May 6 2020 at 6:34AM


What are some alternatives to Envoy and linkerd?
Istio is an open platform for providing a uniform way to integrate microservices, manage traffic flow across microservices, enforce policies and aggregate telemetry data. Istio's control plane provides an abstraction layer over the underlying cluster management platform, such as Kubernetes, Mesos, etc.
nginx [engine x] is an HTTP and reverse proxy server, as well as a mail proxy server, written by Igor Sysoev. According to Netcraft nginx served or proxied 30.46% of the top million busiest sites in Jan 2018.
Trailblazer is a thin layer on top of Rails. It gently enforces encapsulation, an intuitive code structure and gives you an object-oriented architecture. In a nutshell: Trailblazer makes you write logicless models that purely act as data objects, don't contain callbacks, nested attributes, validations or domain logic. It removes bulky controllers and strong_parameters by supplying additional layers to hold that code and completely replaces helpers.

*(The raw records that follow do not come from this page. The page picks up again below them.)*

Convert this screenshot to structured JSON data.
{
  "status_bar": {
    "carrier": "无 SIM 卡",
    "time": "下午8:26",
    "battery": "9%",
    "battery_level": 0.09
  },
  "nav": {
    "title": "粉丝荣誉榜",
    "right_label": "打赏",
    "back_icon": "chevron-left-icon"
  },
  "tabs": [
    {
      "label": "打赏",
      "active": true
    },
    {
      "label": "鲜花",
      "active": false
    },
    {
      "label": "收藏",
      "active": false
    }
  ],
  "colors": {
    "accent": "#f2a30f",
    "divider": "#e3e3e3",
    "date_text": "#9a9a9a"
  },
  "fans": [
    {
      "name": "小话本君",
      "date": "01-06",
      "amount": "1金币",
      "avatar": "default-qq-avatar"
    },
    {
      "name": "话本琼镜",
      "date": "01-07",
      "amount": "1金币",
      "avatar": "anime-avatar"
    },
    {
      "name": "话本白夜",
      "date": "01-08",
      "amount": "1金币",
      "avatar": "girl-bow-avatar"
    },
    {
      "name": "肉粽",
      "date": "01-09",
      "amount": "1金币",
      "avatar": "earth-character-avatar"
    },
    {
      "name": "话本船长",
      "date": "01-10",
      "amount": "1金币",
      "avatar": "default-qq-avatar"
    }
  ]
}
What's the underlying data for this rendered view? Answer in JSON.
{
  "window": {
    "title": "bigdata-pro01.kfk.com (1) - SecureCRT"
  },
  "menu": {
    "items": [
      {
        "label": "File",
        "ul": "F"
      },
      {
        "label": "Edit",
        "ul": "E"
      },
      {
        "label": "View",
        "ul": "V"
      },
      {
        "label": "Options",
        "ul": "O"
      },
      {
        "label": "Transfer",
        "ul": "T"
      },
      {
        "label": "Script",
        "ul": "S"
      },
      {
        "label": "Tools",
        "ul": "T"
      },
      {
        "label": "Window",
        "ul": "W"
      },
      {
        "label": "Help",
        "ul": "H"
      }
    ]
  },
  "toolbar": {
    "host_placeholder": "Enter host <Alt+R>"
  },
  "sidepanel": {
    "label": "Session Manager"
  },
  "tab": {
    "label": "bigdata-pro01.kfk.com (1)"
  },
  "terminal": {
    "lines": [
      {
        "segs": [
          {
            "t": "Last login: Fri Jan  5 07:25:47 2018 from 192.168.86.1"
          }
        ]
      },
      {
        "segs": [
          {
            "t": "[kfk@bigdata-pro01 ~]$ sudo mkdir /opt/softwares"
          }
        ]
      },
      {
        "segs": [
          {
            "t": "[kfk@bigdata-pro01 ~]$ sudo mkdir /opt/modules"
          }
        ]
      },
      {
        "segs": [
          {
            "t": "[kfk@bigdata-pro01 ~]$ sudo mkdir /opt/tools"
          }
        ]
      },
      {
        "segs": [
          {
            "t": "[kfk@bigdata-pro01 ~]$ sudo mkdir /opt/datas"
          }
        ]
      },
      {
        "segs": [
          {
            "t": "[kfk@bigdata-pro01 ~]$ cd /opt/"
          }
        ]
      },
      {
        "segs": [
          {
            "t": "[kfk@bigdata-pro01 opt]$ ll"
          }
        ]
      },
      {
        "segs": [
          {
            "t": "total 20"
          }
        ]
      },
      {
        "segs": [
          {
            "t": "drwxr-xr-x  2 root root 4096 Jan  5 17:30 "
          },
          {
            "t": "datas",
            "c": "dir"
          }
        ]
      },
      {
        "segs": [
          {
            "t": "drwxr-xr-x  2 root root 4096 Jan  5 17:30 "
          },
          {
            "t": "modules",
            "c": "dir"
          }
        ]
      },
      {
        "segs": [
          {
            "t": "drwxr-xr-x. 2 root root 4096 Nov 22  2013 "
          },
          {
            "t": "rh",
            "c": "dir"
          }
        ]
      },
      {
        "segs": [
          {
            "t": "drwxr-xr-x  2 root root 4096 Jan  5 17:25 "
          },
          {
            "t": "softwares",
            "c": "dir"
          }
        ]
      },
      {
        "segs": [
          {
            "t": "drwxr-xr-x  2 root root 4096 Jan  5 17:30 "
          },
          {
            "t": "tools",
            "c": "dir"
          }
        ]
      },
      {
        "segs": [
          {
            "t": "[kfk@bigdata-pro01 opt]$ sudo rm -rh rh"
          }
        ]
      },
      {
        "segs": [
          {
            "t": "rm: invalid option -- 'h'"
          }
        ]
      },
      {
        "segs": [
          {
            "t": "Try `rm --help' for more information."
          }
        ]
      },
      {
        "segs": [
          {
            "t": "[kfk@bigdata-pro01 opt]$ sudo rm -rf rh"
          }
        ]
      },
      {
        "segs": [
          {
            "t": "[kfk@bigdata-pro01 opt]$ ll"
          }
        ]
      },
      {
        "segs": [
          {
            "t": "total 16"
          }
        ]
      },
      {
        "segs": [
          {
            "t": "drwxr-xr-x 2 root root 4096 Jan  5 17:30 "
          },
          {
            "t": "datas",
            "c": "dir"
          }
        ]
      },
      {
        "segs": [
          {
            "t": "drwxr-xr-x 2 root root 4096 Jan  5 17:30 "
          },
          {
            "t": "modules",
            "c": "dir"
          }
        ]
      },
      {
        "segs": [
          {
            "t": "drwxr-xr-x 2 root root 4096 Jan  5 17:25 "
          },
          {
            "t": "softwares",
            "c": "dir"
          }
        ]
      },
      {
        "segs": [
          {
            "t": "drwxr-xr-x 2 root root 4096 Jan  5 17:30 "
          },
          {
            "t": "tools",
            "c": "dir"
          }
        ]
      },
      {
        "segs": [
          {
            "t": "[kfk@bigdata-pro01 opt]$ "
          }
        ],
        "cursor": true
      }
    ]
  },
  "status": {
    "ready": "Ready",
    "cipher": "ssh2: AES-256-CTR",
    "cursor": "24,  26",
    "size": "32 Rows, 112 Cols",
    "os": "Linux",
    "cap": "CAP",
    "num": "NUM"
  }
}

HAProxy (High Availability Proxy) is a free, very fast and reliable solution offering high availability, load balancing, and proxying for TCP and HTTP-based applications.
A modern HTTP reverse proxy and load balancer that makes deploying microservices easy. Traefik integrates with your existing infrastructure components and configures itself automatically and dynamically.
See all alternatives